Two weekends back our oldest son chose to move out on his own on a whim. He didn't take any of his things with him. He left one afternoon with what he said was an old friend from when he was in foster care several years ago then texted us the next day saying he didn't want to come back home. He had just graduated high school and was starting college and a new job the next week. He had been with us for more than three years, and while he had his issues, everyone (including him) thought he had matured and was ready to make more responsible decisions.
My wife and I were hopeful...we still are. But we rack our brains grasping at straws for why this happened. We were not indulgent or enabling. If anything, we were strict and structured. But upon returning home after graduation, we put the ball in his court and let him choose what his path would be.
|An incredible ministry to porn addicts|
& the porn industry...but not what I
wanted for my son.
This hurt. We chose our son, and he abandoned us. He had run away before when he was still a minor, and we worked through some of those issues to restore him. But now, he is an adult (if only in a legal sense). He had a fairly bright future. We were not dreaming of him becoming a doctor or a lawyer, but a man who took the next step to finding himself and living life. Being a liability to Average Joe Taxpayer was not our first choice for him.
So if we trained our child in the way he should go, why did he depart from it?
You may be reading this as a parent (whether you adopted or not) trying to avoid this path for your kids as you have set what is good in front of them and encouraged them to choose it. The Book of Proverbs is what we call wisdom literature. So when we interpret different passages, we have to consider what kind of language is being used. Is it a story? History? Poem? Parable? Proverbs 22:6 is true, but it is not without exception. 9 times out of 10 a child that is trained in the way he should go will not depart from it when he is old. But, this passage doesn't eliminate a child's capacity to choose which path he will take.
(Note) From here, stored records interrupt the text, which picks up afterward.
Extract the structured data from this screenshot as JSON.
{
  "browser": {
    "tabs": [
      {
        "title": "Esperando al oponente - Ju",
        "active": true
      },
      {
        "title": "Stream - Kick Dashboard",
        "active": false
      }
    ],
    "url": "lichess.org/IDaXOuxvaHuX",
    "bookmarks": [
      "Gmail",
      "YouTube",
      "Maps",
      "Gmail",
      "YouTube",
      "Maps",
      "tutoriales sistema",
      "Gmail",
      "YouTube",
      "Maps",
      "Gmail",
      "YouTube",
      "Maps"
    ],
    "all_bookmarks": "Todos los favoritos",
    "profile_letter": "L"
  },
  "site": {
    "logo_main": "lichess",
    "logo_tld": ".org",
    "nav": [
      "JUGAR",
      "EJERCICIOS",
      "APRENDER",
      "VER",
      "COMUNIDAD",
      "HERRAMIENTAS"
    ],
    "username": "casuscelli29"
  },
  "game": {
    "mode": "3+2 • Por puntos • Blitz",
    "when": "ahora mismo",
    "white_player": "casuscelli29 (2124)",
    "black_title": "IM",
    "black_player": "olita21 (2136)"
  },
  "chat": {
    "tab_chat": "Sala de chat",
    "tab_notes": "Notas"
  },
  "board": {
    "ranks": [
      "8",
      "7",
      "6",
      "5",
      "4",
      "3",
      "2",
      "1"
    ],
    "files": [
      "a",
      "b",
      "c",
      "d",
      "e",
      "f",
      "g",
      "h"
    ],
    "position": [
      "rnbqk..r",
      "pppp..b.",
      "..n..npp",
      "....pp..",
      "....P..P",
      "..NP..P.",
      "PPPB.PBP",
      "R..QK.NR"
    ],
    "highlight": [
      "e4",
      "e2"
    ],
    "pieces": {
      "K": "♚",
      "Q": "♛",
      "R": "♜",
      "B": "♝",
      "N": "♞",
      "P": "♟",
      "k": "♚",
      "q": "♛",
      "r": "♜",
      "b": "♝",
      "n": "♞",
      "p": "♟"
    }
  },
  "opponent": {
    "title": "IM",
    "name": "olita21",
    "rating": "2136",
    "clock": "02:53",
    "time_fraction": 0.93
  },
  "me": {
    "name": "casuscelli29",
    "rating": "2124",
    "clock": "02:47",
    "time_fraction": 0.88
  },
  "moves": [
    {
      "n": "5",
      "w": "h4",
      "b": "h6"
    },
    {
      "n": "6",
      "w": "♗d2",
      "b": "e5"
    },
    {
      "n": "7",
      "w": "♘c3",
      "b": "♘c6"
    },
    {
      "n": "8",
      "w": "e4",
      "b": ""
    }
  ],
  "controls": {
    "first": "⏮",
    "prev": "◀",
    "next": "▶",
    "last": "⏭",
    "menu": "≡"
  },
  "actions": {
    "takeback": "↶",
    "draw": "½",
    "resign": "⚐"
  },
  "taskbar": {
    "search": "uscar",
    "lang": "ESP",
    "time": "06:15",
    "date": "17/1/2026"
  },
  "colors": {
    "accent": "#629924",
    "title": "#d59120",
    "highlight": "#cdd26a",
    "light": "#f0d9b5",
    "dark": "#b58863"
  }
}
Choice is the ugly beautiful. It means that we are not robots lacking the capacity to love God and one another deeply. It also means that we maintain the ability to really mess life up for ourselves and others. Choice gives us Jesus in the Garden of Gethsemane praying, "Not my will, but yours" before he hands himself over to be beaten and crucified. It also gives us Adam and Eve in another garden choosing disobedience which led to shame, cursing and murder.
Some will ask, do you regret adopting your son? No. We chose him, and that choice was not dependent upon his performance. We are mourning his choices and wish more for him, but I suppose the exact same thing is true of our relationship with God. He mourns some of our choices and rejoices in others. God has much prepared for us to do and enjoy, but we too often settle for what is immediately gratifying rather than waiting for something better.
Our son was 15 and alone when we adopted him. He had bounced between foster homes, residential treatment facilities and group homes. He had been through two disrupted adoptive placements where someone told him they were his family then changed their minds when he didn't live up to their expectations. We would still encourage families to adopt older children even as we sit in disbelief of our son's choices. But his story is not over yet. He is not given up on. He is still and forever will be my son.